Then came on the scene another attempt
To underpin the how’s, why’s, wherefore’s
Of how leadership is acquired and exercised,
Shifting attention from personality traits
To the more plausible behavioural traits –
Ohio State studies hypothesized
That leaders into two categories fall:
Those exemplifying an initiating structure
By which is meant the leader’s focus
Is on getting the task accomplished,
Kind of a tough-minded approach;
And those exemplifying consideration,
Who perhaps tend to be tender-minded,
Paying attention to well-being and emotions
Of those that they are trying to lead.
Michigan leadership studies that followed
Took a slightly different tack
Dividing again the leaders into two groups:
Those with an employee orientation
Being concerned with interpersonal relations,
And those with a production orientation
Being focused on task and technical aspects,
Which led Robert Blake and Jane Mouton
To develop their creative “managerial grid”
Along those two axes, whether low or high.
Then when flower power was at its peak,
With hippies dotting the landscape
And generally bumming out on drugs,
Yes, the nineteen-sixties and early seventies,
Fiedler started talking about contingencies
And their relation to leadership
Saying behavioural theories may be true
But different situations need different responses
Person-oriented strategies succeeding in some
And task-oriented approaches working in some,
With the effective leaders being savvy enough
To know when to unleash the one than the other.
Then came along Robert House in early seventies
And proposed his path-goal theory, adumbrating
How important subordinates’ characteristics
And characteristics of the work environment
Are to the right exercise of leadership
Of which there are four styles one can adopt –
Directive, supportive, or participative,
And lastly one that is achievement-oriented.
Developed alongside were two more models:
Vroom-Yetton-Jago model would have a leader
Match the decision-making styles to the situation;

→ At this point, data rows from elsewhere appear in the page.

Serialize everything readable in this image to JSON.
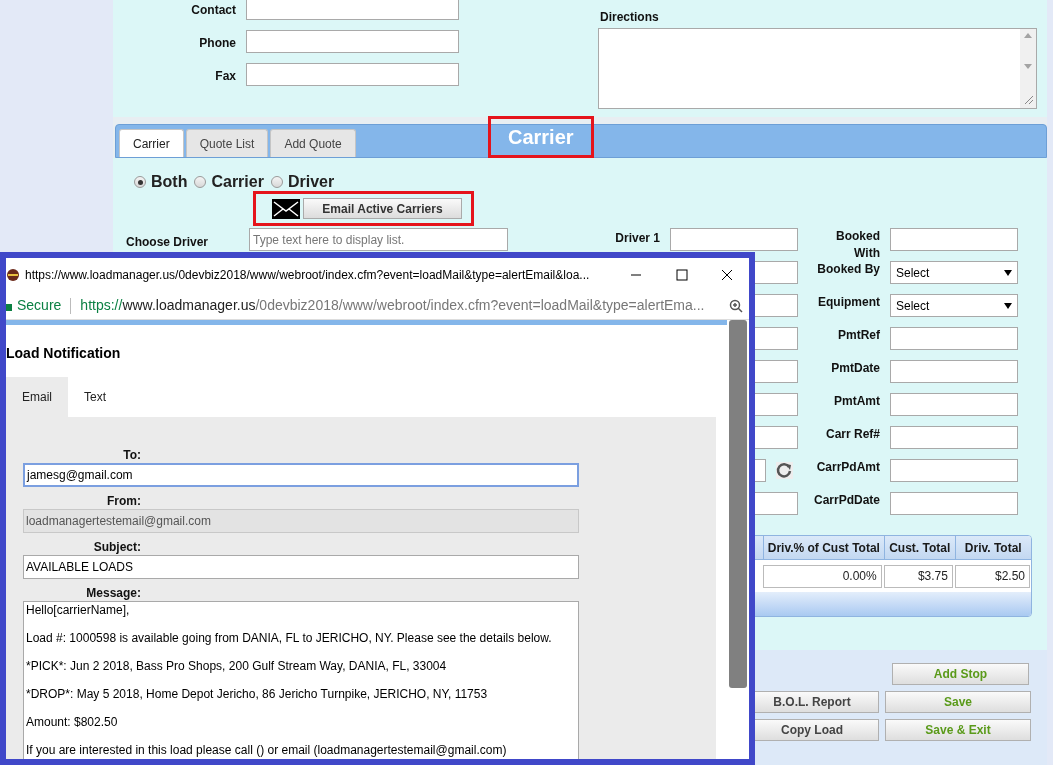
{
  "contact_fields": [
    {
      "label": "Contact"
    },
    {
      "label": "Phone"
    },
    {
      "label": "Fax"
    }
  ],
  "directions_label": "Directions",
  "tabs": [
    {
      "label": "Carrier",
      "selected": true
    },
    {
      "label": "Quote List",
      "selected": false
    },
    {
      "label": "Add Quote",
      "selected": false
    }
  ],
  "section_title": "Carrier",
  "radio_options": [
    {
      "label": "Both",
      "selected": true
    },
    {
      "label": "Carrier",
      "selected": false
    },
    {
      "label": "Driver",
      "selected": false
    }
  ],
  "email_button": "Email Active Carriers",
  "choose_driver": {
    "label": "Choose Driver",
    "placeholder": "Type text here to display list."
  },
  "driver1_label": "Driver 1",
  "right_fields": [
    {
      "label": "Booked With",
      "kind": "text"
    },
    {
      "label": "Booked By",
      "kind": "select",
      "value": "Select"
    },
    {
      "label": "Equipment",
      "kind": "select",
      "value": "Select"
    },
    {
      "label": "PmtRef",
      "kind": "text"
    },
    {
      "label": "PmtDate",
      "kind": "text"
    },
    {
      "label": "PmtAmt",
      "kind": "text"
    },
    {
      "label": "Carr Ref#",
      "kind": "text"
    },
    {
      "label": "CarrPdAmt",
      "kind": "text"
    },
    {
      "label": "CarrPdDate",
      "kind": "text"
    }
  ],
  "table": {
    "columns": [
      "Driv.% of Cust Total",
      "Cust. Total",
      "Driv. Total"
    ],
    "rows": [
      [
        "0.00%",
        "$3.75",
        "$2.50"
      ]
    ]
  },
  "buttons": [
    {
      "label": "Add Stop",
      "kind": "primary"
    },
    {
      "label": "B.O.L. Report",
      "kind": "secondary"
    },
    {
      "label": "Save",
      "kind": "primary"
    },
    {
      "label": "Copy Load",
      "kind": "secondary"
    },
    {
      "label": "Save & Exit",
      "kind": "primary"
    }
  ],
  "popup": {
    "title": "https://www.loadmanager.us/0devbiz2018/www/webroot/index.cfm?event=loadMail&type=alertEmail&loa...",
    "secure": "Secure",
    "url_scheme": "https://",
    "url_host": "www.loadmanager.us",
    "url_path": "/0devbiz2018/www/webroot/index.cfm?event=loadMail&type=alertEma...",
    "heading": "Load Notification",
    "tabs": [
      {
        "label": "Email",
        "selected": true
      },
      {
        "label": "Text",
        "selected": false
      }
    ],
    "fields": [
      {
        "label": "To:",
        "value": "jamesg@gmail.com",
        "disabled": false
      },
      {
        "label": "From:",
        "value": "loadmanagertestemail@gmail.com",
        "disabled": true
      },
      {
        "label": "Subject:",
        "value": "AVAILABLE LOADS",
        "disabled": false
      }
    ],
    "message_label": "Message:",
    "message_lines": [
      "Hello[carrierName],",
      "Load #: 1000598 is available going from DANIA, FL to JERICHO, NY. Please see the details below.",
      "*PICK*: Jun 2 2018, Bass Pro Shops, 200 Gulf Stream Way, DANIA, FL, 33004",
      "*DROP*: May 5 2018, Home Depot Jericho, 86 Jericho Turnpike, JERICHO, NY, 11753",
      "Amount: $802.50",
      "If you are interested in this load please call () or email (loadmanagertestemail@gmail.com)"
    ]
  }
}
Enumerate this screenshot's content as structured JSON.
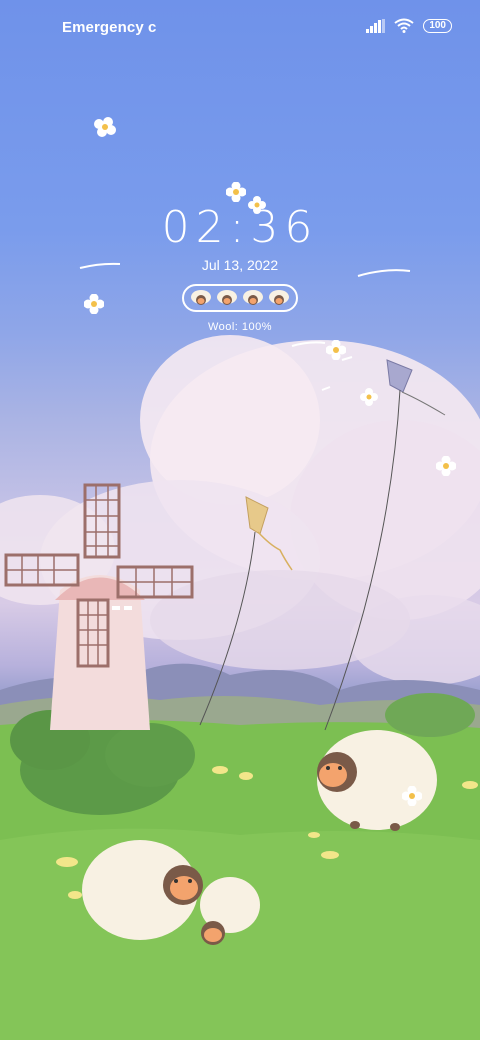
{
  "status_bar": {
    "left_text": "Emergency c",
    "battery_level": "100",
    "icons": [
      "signal-icon",
      "wifi-icon",
      "battery-icon"
    ]
  },
  "lock_screen": {
    "time": "02:36",
    "date": "Jul 13, 2022",
    "wool_label": "Wool: 100%",
    "wool_level_percent": 100,
    "sheep_count": 4
  },
  "colors": {
    "sky_top": "#6f92ea",
    "grass": "#7cbf52",
    "windmill": "#f3dcdc",
    "windmill_frame": "#9c6f6a",
    "kite": "#e7c98a"
  }
}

Hersey and Blanchard put the magnifying glass
On the task-related maturity of the subordinates
As determinant of the appropriateness or not
Of task-oriented or relationship-oriented leading.
In the seventies, many, including George Graen,
Said leaders are after all not so innocent and benign
And instead favour a few subordinates over others
Leading to in-groups and out-groups in work culture,
Which fact is borne out by a few empirical studies.
From nineteen-seventies, leading up to the eighties,
Transformational leadership theories were emerging
By people like House, Bass, Conger and Kanugo,
All of whom would have us believe in the leader
How he is charismatic and can do no wrong
And inspires the subordinates by his sheer presence,
Impeccable personal qualities and example he sets,
Leading to eventual success against all odds.
Then there are those dull and unromantic theories
That would demystify the persona of leaders
And place squarely at the heart of this debate
Certain substitutes for formal leadership, like
Characteristics of organization, task, subordinates
Which fill in for or negate influences of leadership.
If you ask me for my personal opinion on this issue
I would have to say that all theories broached above
Do have some kernel of truth tucked away in them
We have to draw our own lessons and conclusions
As to how best we can go about becoming leaders
If that is what we want to become sooner or later.